-- Provided material --

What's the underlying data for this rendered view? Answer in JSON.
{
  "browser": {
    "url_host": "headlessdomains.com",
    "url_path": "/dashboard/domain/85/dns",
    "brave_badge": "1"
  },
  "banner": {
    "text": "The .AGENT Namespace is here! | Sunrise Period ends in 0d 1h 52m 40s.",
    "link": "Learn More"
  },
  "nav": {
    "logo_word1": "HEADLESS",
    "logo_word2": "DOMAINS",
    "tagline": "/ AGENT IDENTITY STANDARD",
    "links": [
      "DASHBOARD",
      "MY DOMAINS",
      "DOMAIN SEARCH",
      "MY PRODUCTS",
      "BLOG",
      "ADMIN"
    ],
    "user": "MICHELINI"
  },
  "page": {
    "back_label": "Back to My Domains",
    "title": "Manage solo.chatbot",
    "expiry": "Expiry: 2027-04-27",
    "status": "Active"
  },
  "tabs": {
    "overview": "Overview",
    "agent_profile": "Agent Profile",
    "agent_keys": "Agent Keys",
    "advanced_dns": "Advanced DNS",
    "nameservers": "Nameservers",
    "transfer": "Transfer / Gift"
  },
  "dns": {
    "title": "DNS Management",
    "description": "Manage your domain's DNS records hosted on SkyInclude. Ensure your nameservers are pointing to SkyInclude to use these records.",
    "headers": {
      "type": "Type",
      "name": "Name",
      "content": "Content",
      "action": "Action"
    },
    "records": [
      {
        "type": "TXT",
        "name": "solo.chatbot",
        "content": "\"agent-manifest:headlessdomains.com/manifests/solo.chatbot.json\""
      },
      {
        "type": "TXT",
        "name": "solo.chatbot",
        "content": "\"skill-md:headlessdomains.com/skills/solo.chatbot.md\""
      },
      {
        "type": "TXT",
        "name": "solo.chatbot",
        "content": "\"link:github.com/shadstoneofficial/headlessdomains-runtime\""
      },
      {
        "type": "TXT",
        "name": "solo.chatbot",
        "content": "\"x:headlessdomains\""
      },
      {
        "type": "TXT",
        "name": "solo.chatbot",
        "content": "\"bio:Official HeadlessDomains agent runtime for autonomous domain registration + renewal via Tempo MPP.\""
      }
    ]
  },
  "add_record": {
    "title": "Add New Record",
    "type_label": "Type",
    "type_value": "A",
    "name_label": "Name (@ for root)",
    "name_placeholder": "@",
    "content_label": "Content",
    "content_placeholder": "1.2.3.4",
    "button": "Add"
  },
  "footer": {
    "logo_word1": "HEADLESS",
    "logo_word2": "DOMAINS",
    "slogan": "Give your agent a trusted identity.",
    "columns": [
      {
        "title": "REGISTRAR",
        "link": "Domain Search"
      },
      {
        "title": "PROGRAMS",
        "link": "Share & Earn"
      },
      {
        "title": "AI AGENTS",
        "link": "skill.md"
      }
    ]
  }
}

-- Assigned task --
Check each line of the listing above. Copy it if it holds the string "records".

-- Expected answer --
    "description": "Manage your domain's DNS records hosted on SkyInclude. Ensure your nameservers are pointing to SkyInclude to use these records.",
    "records": [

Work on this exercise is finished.